▶ [Action item]
Your answer should be every line below that includes the word "Διοίκηση".

Top of The records

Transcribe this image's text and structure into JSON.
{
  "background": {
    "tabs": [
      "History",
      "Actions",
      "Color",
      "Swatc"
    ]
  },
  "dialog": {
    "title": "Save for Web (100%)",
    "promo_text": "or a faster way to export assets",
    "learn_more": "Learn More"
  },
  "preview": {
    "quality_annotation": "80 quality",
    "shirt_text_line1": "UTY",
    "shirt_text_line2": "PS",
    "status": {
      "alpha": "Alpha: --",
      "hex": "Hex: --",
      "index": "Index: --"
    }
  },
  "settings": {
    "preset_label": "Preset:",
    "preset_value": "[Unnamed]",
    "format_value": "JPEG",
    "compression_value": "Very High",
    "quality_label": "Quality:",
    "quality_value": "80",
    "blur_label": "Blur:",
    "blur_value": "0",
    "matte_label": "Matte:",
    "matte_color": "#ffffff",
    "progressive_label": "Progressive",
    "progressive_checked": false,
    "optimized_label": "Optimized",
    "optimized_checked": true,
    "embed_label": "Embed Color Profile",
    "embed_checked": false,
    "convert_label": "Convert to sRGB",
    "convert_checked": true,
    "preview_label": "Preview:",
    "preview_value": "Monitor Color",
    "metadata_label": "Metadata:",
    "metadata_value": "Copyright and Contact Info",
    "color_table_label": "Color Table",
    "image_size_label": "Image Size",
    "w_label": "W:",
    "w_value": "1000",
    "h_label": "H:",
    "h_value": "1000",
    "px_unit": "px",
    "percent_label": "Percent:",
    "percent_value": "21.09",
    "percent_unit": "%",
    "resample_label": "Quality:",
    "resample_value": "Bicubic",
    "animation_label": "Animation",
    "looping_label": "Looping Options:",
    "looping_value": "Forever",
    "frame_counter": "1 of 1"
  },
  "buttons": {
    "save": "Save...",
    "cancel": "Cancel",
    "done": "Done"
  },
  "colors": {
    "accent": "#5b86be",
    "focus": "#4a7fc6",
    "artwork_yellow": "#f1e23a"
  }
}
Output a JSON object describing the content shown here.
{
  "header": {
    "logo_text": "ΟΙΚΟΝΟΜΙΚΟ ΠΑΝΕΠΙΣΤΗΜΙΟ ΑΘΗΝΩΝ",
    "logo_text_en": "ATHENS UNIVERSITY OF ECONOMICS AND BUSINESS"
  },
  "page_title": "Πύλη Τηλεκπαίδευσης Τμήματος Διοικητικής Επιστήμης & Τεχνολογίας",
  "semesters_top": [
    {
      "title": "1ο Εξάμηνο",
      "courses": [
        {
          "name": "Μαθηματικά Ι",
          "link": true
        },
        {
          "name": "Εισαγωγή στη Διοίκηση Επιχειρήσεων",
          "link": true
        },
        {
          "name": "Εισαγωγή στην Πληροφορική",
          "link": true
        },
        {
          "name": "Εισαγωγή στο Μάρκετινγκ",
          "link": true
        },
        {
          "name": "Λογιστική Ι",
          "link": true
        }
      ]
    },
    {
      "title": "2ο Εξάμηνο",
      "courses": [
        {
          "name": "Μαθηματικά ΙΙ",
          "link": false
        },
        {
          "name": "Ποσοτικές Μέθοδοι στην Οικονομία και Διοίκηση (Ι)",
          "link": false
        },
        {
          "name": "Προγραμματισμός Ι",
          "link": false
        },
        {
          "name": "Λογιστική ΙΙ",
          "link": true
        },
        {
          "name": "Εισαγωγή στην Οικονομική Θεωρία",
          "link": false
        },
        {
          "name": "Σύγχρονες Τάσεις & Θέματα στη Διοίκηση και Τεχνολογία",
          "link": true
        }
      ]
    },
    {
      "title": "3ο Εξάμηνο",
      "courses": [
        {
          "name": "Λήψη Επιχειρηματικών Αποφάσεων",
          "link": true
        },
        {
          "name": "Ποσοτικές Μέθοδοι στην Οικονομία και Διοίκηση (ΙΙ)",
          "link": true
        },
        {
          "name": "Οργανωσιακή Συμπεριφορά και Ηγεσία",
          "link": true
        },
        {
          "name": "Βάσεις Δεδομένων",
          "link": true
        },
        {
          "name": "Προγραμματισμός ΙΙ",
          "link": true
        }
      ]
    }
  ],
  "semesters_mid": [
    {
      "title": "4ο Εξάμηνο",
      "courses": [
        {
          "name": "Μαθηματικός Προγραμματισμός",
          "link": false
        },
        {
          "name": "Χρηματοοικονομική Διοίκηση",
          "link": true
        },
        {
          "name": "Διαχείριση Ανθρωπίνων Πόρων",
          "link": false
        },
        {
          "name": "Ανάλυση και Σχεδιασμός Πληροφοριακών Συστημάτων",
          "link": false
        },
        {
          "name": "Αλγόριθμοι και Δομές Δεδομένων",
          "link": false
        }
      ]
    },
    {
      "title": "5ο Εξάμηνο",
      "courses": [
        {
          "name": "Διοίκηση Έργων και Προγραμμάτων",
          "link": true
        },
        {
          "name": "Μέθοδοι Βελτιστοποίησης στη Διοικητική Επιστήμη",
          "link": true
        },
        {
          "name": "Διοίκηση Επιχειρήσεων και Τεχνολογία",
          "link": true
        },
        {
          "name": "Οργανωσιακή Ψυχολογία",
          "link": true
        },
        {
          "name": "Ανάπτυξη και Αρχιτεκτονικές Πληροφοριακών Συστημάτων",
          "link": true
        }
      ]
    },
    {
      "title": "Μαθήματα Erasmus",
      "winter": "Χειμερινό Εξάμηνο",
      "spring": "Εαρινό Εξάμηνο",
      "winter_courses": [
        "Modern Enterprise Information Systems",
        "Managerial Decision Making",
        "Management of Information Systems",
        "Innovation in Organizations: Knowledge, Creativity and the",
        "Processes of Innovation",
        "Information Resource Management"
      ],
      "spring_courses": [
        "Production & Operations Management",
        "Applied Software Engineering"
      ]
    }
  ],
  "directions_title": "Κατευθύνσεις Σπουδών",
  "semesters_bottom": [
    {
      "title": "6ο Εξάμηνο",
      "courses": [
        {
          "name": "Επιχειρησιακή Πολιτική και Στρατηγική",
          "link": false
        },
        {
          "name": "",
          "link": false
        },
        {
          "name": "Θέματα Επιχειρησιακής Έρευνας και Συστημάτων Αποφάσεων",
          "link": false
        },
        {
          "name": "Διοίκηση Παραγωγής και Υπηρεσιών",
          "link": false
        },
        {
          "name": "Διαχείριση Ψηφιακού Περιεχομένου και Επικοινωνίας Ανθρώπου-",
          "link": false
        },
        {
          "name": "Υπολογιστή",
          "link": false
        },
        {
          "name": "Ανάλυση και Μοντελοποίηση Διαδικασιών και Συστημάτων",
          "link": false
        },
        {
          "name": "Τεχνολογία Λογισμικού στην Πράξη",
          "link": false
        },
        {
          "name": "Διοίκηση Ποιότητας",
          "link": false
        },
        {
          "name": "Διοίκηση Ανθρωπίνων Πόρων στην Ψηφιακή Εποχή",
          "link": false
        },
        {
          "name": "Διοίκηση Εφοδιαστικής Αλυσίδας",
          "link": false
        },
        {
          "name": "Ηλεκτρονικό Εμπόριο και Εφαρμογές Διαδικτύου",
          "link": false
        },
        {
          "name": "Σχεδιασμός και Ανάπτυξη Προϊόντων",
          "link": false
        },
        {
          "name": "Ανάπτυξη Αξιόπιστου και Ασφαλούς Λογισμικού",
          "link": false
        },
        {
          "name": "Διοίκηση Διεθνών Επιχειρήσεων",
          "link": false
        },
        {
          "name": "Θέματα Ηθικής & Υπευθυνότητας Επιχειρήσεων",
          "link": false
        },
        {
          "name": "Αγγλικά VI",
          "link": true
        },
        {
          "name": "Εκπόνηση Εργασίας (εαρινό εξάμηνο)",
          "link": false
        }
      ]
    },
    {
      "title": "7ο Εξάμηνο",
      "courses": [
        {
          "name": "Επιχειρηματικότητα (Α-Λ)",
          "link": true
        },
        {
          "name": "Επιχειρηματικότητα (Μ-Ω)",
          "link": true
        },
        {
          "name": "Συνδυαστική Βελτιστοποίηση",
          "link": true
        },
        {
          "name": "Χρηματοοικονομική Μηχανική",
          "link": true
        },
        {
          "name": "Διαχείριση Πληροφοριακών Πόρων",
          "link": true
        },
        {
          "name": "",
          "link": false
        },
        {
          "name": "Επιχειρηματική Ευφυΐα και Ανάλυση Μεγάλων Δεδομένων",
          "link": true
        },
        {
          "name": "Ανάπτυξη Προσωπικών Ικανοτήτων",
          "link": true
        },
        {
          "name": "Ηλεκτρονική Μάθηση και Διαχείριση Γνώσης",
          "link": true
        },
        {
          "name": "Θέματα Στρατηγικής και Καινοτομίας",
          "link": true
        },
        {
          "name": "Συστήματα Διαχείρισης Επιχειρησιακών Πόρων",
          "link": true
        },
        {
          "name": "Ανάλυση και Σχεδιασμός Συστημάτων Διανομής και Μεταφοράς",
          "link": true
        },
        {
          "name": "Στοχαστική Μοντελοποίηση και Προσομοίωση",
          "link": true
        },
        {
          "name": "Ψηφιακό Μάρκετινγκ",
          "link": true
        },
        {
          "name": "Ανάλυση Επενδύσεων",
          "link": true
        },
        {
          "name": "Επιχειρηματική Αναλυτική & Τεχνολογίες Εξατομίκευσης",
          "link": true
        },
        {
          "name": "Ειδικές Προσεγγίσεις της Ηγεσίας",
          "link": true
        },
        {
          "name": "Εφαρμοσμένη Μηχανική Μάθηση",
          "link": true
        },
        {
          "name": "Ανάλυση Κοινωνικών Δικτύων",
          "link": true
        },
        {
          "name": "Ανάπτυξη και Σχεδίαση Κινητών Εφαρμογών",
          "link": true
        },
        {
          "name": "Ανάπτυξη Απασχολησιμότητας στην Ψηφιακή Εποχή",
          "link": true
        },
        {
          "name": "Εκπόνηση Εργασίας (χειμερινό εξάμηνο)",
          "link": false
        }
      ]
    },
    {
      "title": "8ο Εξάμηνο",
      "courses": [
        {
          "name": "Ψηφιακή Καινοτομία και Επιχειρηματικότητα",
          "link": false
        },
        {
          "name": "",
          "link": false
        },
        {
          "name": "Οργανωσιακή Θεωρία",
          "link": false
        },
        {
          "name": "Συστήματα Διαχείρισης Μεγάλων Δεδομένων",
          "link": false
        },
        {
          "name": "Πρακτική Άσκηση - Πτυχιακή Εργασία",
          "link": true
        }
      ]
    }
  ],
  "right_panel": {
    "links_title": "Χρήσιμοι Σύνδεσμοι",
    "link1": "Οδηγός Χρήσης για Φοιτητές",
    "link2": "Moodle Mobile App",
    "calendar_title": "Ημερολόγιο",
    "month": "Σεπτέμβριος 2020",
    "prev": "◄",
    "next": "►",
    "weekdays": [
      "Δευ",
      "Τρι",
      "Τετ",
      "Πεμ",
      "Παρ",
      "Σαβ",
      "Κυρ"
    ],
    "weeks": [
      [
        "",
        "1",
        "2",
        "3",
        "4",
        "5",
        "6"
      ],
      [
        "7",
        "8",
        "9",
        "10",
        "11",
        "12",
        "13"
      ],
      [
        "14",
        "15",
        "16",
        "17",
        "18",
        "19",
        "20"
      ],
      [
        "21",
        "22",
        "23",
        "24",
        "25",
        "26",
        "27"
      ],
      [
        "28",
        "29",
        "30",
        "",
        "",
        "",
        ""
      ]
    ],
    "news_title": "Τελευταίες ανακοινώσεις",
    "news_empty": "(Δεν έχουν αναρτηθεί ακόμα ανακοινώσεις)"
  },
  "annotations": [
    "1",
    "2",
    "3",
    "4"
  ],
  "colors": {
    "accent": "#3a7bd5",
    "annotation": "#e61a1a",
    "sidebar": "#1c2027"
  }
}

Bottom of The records

▶ [Written reply]
          "name": "Εισαγωγή στη Διοίκηση Επιχειρήσεων",
          "name": "Ποσοτικές Μέθοδοι στην Οικονομία και Διοίκηση (Ι)",
          "name": "Σύγχρονες Τάσεις & Θέματα στη Διοίκηση και Τεχνολογία",
          "name": "Ποσοτικές Μέθοδοι στην Οικονομία και Διοίκηση (ΙΙ)",
          "name": "Χρηματοοικονομική Διοίκηση",
          "name": "Διοίκηση Έργων και Προγραμμάτων",
          "name": "Διοίκηση Επιχειρήσεων και Τεχνολογία",
          "name": "Διοίκηση Παραγωγής και Υπηρεσιών",
          "name": "Διοίκηση Ποιότητας",
          "name": "Διοίκηση Ανθρωπίνων Πόρων στην Ψηφιακή Εποχή",
          "name": "Διοίκηση Εφοδιαστικής Αλυσίδας",
          "name": "Διοίκηση Διεθνών Επιχειρήσεων",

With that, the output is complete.